One of House of Denim Foundation’s key platforms is Denim City, the Amsterdam campus that includes a denim store, showrooms, a laundry innovation center and the Jean School. It is also the location of Denim Days, the annual B2C festival.

PVH’s denim center is in Amsterdam, making its technical team and facilities accessible to students. Theis new initiative, however, will impact organizations around the world.

In Europe, the company worked with Fashion Minority Alliance to select House of Denim as well as the Fashion Council Germany, which promotes German fashion design as a cultural and economic asset, and the Graduate Fashion Foundation, a program that bridges education and employment in the industry.

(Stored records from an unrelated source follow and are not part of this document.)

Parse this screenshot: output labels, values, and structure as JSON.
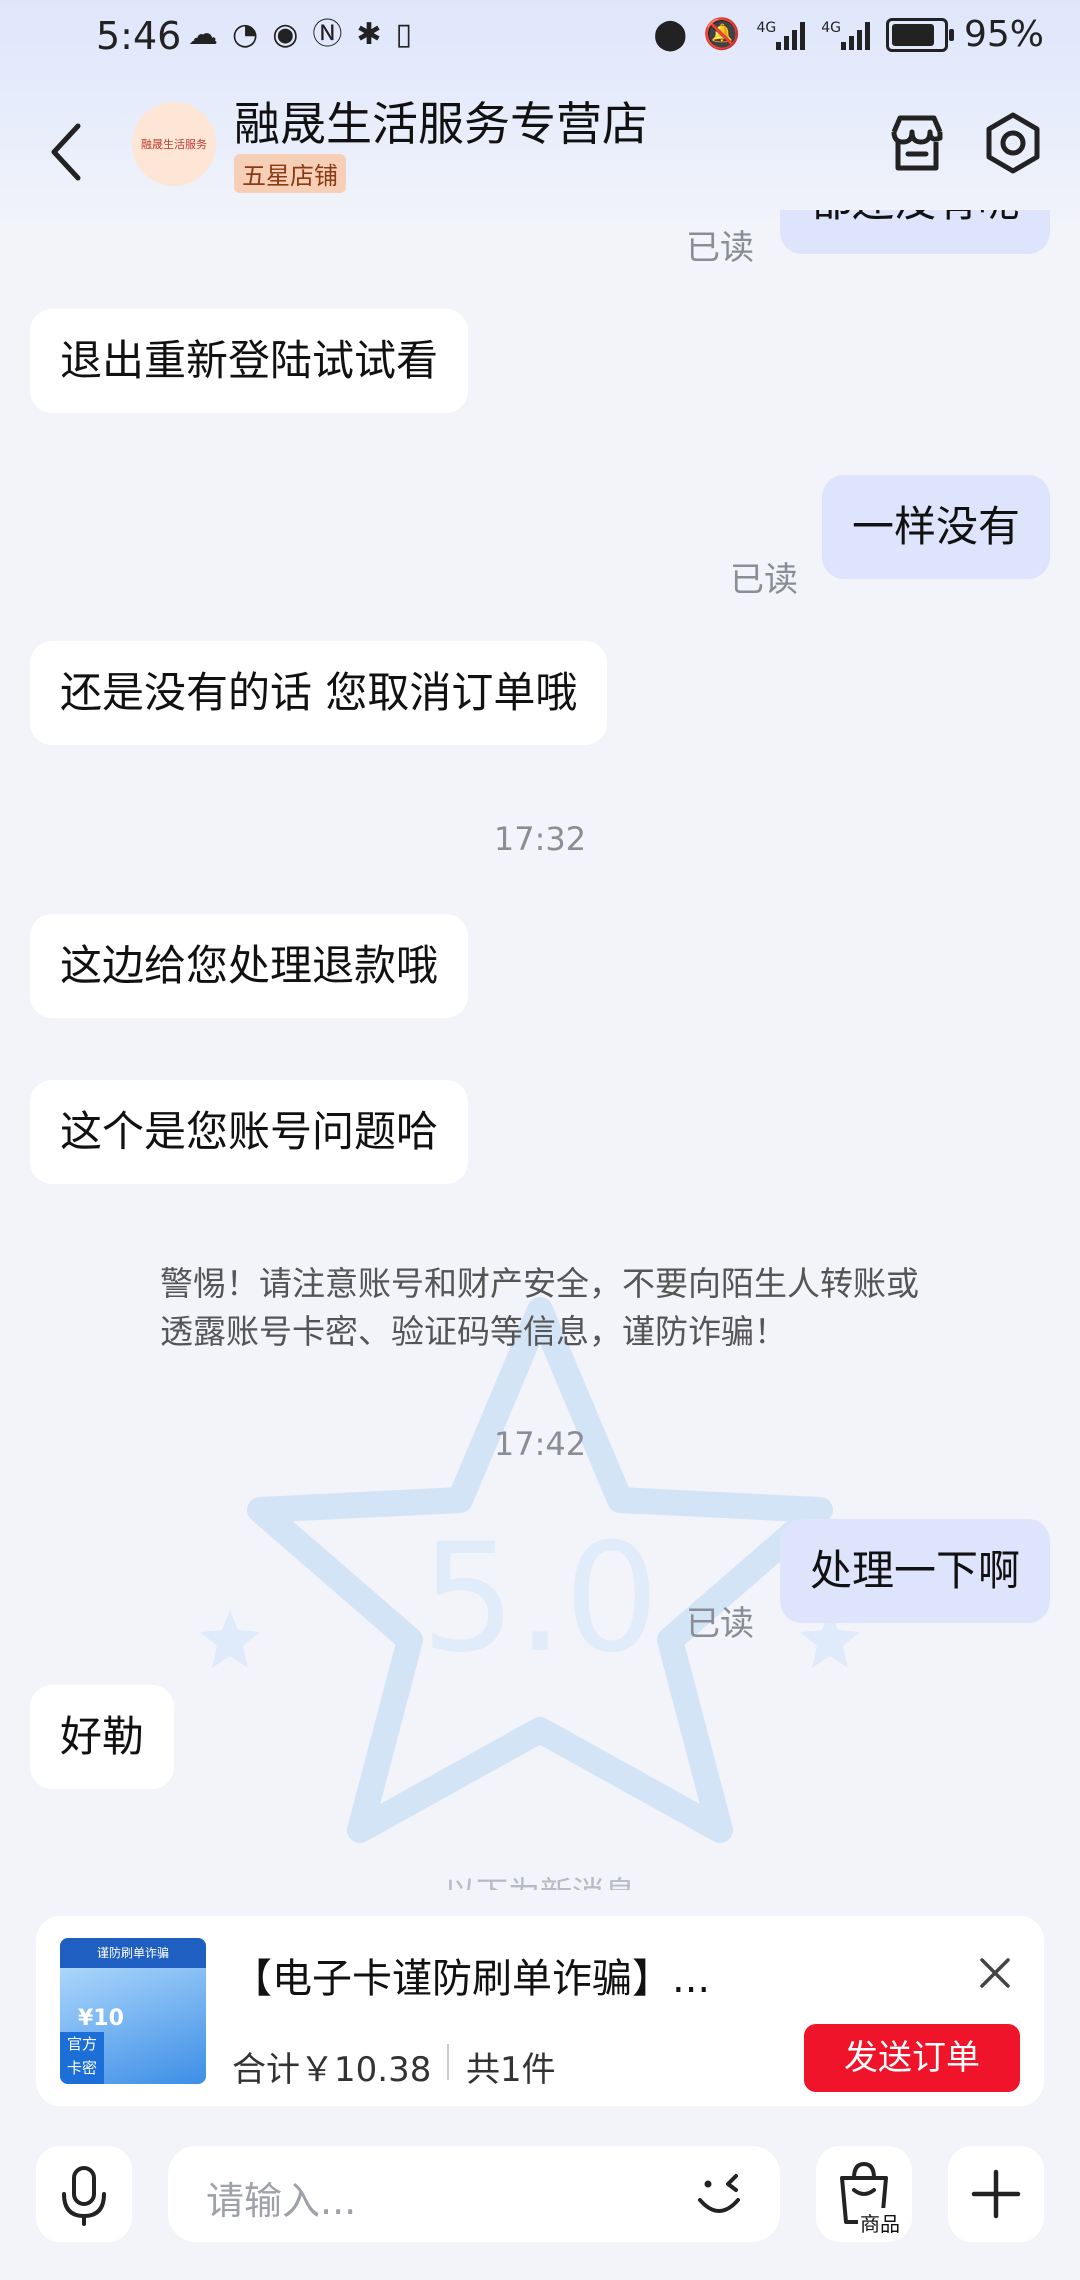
{
  "status_bar": {
    "time": "5:46",
    "battery": "95%",
    "battery_level": 0.95,
    "network_1": "4G",
    "network_2": "4G"
  },
  "header": {
    "shop_name": "融晟生活服务专营店",
    "avatar_text": "融晟生活服务",
    "badge": "五星店铺",
    "icons": [
      "back-icon",
      "store-icon",
      "settings-icon"
    ]
  },
  "chat": {
    "messages": [
      {
        "side": "out",
        "text": "都还没有呢",
        "read": "已读"
      },
      {
        "side": "in",
        "text": "退出重新登陆试试看"
      },
      {
        "side": "out",
        "text": "一样没有",
        "read": "已读"
      },
      {
        "side": "in",
        "text": "还是没有的话 您取消订单哦"
      },
      {
        "type": "time",
        "text": "17:32"
      },
      {
        "side": "in",
        "text": "这边给您处理退款哦"
      },
      {
        "side": "in",
        "text": "这个是您账号问题哈"
      },
      {
        "type": "notice",
        "text": "警惕！请注意账号和财产安全，不要向陌生人转账或透露账号卡密、验证码等信息，谨防诈骗！"
      },
      {
        "type": "time",
        "text": "17:42"
      },
      {
        "side": "out",
        "text": "处理一下啊",
        "read": "已读"
      },
      {
        "side": "in",
        "text": "好勒"
      }
    ],
    "new_messages_divider": "以下为新消息"
  },
  "order_card": {
    "title": "【电子卡谨防刷单诈骗】...",
    "total": "合计￥10.38",
    "count": "共1件",
    "send_button": "发送订单",
    "thumb_tag": "官方卡密",
    "thumb_value": "¥10",
    "thumb_banner": "谨防刷单诈骗"
  },
  "input_bar": {
    "placeholder": "请输入...",
    "product_button": "商品"
  },
  "colors": {
    "accent_red": "#f0142b",
    "out_bubble": "#dde4fb",
    "in_bubble": "#ffffff",
    "background": "#f3f4fa"
  }
}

In Asia, PVH is supporting the KELY Support Group and the World of Art Brut Culture, a non-profit organization dedicated to the empowerment of art and the promotion of social integration. In Australia, PVH will work with the Australian Business and Community Network, a nonprofit that brings businesses and schools together to address educational disadvantage.

PVH’s partners in North America include Creatives Want Change, a group cultivating Black creative talent at the high school level; Custom Collaborative, an organization that trains and mentors no- and low-income and immigrant women to build the skills necessary in the sustainable fashion industry; and I Love First Peoples, a group that gives Indigenous youth access to sewing labs and encourages entrepreneurship.

PVH is making progress on its inclusion and diversity goals. In 2021, the company worked with the Council of Fashion Designers of America on the State of Diversity, Equity & Inclusion in Fashion report to encourage a more representative U.S. fashion industry. The 2021 Tommy Hilfiger Fashion Frontier Challenge focused on supporting BIPOC entrepreneurs creating solutions to make the fashion landscape more inclusive. The company also ranked No. 9 on Fortune’s “Measure Up” list of the top 20 most progressive companies in inclusion and diversity.